Exercise goal ::
All of the records below are to be copied exactly.

(Dataset rows for apps and sites)
——————————

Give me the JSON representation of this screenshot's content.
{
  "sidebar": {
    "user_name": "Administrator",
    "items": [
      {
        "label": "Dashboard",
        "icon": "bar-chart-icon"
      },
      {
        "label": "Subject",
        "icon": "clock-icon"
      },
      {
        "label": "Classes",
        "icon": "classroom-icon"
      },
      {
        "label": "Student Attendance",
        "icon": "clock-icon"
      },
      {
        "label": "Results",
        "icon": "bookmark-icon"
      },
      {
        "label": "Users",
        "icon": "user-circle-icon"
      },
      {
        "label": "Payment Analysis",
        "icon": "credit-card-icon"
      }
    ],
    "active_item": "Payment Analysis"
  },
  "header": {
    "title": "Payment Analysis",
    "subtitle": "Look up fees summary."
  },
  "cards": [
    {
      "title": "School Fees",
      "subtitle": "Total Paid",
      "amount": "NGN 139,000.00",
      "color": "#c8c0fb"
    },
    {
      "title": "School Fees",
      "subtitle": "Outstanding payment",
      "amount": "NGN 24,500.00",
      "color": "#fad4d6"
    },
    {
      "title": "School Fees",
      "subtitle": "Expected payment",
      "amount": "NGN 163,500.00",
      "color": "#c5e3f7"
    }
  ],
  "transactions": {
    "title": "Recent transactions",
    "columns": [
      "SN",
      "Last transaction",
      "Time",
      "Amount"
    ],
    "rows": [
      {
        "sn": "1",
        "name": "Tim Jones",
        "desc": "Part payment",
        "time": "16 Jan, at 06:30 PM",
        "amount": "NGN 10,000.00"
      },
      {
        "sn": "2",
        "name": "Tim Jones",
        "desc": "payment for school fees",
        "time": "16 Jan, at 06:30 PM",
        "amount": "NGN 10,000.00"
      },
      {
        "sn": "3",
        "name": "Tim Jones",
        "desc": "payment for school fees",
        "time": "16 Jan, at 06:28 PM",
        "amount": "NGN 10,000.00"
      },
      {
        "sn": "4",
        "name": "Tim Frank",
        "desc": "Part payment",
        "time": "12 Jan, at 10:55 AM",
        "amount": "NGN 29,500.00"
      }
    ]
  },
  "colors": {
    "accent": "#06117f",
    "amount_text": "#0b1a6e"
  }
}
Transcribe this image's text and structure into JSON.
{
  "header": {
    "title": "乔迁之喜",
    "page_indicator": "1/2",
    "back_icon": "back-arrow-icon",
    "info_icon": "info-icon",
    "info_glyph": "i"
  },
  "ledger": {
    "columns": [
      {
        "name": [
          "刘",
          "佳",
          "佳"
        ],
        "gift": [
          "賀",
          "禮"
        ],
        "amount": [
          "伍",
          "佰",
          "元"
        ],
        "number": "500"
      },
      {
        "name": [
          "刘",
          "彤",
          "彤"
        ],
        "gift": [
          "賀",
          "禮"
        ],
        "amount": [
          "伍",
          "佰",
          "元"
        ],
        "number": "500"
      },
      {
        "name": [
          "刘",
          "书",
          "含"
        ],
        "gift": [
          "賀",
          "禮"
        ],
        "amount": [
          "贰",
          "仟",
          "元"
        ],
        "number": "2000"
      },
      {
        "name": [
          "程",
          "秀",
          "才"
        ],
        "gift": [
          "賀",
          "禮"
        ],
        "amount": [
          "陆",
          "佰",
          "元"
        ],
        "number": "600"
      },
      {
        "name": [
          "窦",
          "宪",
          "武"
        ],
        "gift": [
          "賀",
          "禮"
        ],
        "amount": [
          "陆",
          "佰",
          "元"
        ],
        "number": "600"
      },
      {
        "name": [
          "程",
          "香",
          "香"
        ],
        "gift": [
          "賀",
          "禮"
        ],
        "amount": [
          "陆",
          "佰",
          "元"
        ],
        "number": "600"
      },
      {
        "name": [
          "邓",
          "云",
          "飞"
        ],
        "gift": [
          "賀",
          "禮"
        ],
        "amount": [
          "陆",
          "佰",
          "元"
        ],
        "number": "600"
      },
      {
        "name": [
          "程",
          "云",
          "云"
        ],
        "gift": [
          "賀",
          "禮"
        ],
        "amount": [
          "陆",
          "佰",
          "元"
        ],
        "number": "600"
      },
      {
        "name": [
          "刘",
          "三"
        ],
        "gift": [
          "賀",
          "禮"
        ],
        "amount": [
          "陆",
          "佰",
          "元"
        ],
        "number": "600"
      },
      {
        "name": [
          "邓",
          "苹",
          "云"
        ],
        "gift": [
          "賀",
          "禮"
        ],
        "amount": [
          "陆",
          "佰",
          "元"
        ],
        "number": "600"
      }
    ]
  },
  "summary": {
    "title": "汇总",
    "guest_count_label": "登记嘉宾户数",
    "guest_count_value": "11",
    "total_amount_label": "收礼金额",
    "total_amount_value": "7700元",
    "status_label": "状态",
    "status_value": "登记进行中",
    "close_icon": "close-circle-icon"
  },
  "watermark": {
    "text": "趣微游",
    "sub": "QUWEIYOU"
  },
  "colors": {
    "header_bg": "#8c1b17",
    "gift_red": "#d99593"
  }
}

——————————

Reply to the task ::
Give me the JSON representation of this screenshot's content.
{
  "sidebar": {
    "user_name": "Administrator",
    "items": [
      {
        "label": "Dashboard",
        "icon": "bar-chart-icon"
      },
      {
        "label": "Subject",
        "icon": "clock-icon"
      },
      {
        "label": "Classes",
        "icon": "classroom-icon"
      },
      {
        "label": "Student Attendance",
        "icon": "clock-icon"
      },
      {
        "label": "Results",
        "icon": "bookmark-icon"
      },
      {
        "label": "Users",
        "icon": "user-circle-icon"
      },
      {
        "label": "Payment Analysis",
        "icon": "credit-card-icon"
      }
    ],
    "active_item": "Payment Analysis"
  },
  "header": {
    "title": "Payment Analysis",
    "subtitle": "Look up fees summary."
  },
  "cards": [
    {
      "title": "School Fees",
      "subtitle": "Total Paid",
      "amount": "NGN 139,000.00",
      "color": "#c8c0fb"
    },
    {
      "title": "School Fees",
      "subtitle": "Outstanding payment",
      "amount": "NGN 24,500.00",
      "color": "#fad4d6"
    },
    {
      "title": "School Fees",
      "subtitle": "Expected payment",
      "amount": "NGN 163,500.00",
      "color": "#c5e3f7"
    }
  ],
  "transactions": {
    "title": "Recent transactions",
    "columns": [
      "SN",
      "Last transaction",
      "Time",
      "Amount"
    ],
    "rows": [
      {
        "sn": "1",
        "name": "Tim Jones",
        "desc": "Part payment",
        "time": "16 Jan, at 06:30 PM",
        "amount": "NGN 10,000.00"
      },
      {
        "sn": "2",
        "name": "Tim Jones",
        "desc": "payment for school fees",
        "time": "16 Jan, at 06:30 PM",
        "amount": "NGN 10,000.00"
      },
      {
        "sn": "3",
        "name": "Tim Jones",
        "desc": "payment for school fees",
        "time": "16 Jan, at 06:28 PM",
        "amount": "NGN 10,000.00"
      },
      {
        "sn": "4",
        "name": "Tim Frank",
        "desc": "Part payment",
        "time": "12 Jan, at 10:55 AM",
        "amount": "NGN 29,500.00"
      }
    ]
  },
  "colors": {
    "accent": "#06117f",
    "amount_text": "#0b1a6e"
  }
}
Transcribe this image's text and structure into JSON.
{
  "header": {
    "title": "乔迁之喜",
    "page_indicator": "1/2",
    "back_icon": "back-arrow-icon",
    "info_icon": "info-icon",
    "info_glyph": "i"
  },
  "ledger": {
    "columns": [
      {
        "name": [
          "刘",
          "佳",
          "佳"
        ],
        "gift": [
          "賀",
          "禮"
        ],
        "amount": [
          "伍",
          "佰",
          "元"
        ],
        "number": "500"
      },
      {
        "name": [
          "刘",
          "彤",
          "彤"
        ],
        "gift": [
          "賀",
          "禮"
        ],
        "amount": [
          "伍",
          "佰",
          "元"
        ],
        "number": "500"
      },
      {
        "name": [
          "刘",
          "书",
          "含"
        ],
        "gift": [
          "賀",
          "禮"
        ],
        "amount": [
          "贰",
          "仟",
          "元"
        ],
        "number": "2000"
      },
      {
        "name": [
          "程",
          "秀",
          "才"
        ],
        "gift": [
          "賀",
          "禮"
        ],
        "amount": [
          "陆",
          "佰",
          "元"
        ],
        "number": "600"
      },
      {
        "name": [
          "窦",
          "宪",
          "武"
        ],
        "gift": [
          "賀",
          "禮"
        ],
        "amount": [
          "陆",
          "佰",
          "元"
        ],
        "number": "600"
      },
      {
        "name": [
          "程",
          "香",
          "香"
        ],
        "gift": [
          "賀",
          "禮"
        ],
        "amount": [
          "陆",
          "佰",
          "元"
        ],
        "number": "600"
      },
      {
        "name": [
          "邓",
          "云",
          "飞"
        ],
        "gift": [
          "賀",
          "禮"
        ],
        "amount": [
          "陆",
          "佰",
          "元"
        ],
        "number": "600"
      },
      {
        "name": [
          "程",
          "云",
          "云"
        ],
        "gift": [
          "賀",
          "禮"
        ],
        "amount": [
          "陆",
          "佰",
          "元"
        ],
        "number": "600"
      },
      {
        "name": [
          "刘",
          "三"
        ],
        "gift": [
          "賀",
          "禮"
        ],
        "amount": [
          "陆",
          "佰",
          "元"
        ],
        "number": "600"
      },
      {
        "name": [
          "邓",
          "苹",
          "云"
        ],
        "gift": [
          "賀",
          "禮"
        ],
        "amount": [
          "陆",
          "佰",
          "元"
        ],
        "number": "600"
      }
    ]
  },
  "summary": {
    "title": "汇总",
    "guest_count_label": "登记嘉宾户数",
    "guest_count_value": "11",
    "total_amount_label": "收礼金额",
    "total_amount_value": "7700元",
    "status_label": "状态",
    "status_value": "登记进行中",
    "close_icon": "close-circle-icon"
  },
  "watermark": {
    "text": "趣微游",
    "sub": "QUWEIYOU"
  },
  "colors": {
    "header_bg": "#8c1b17",
    "gift_red": "#d99593"
  }
}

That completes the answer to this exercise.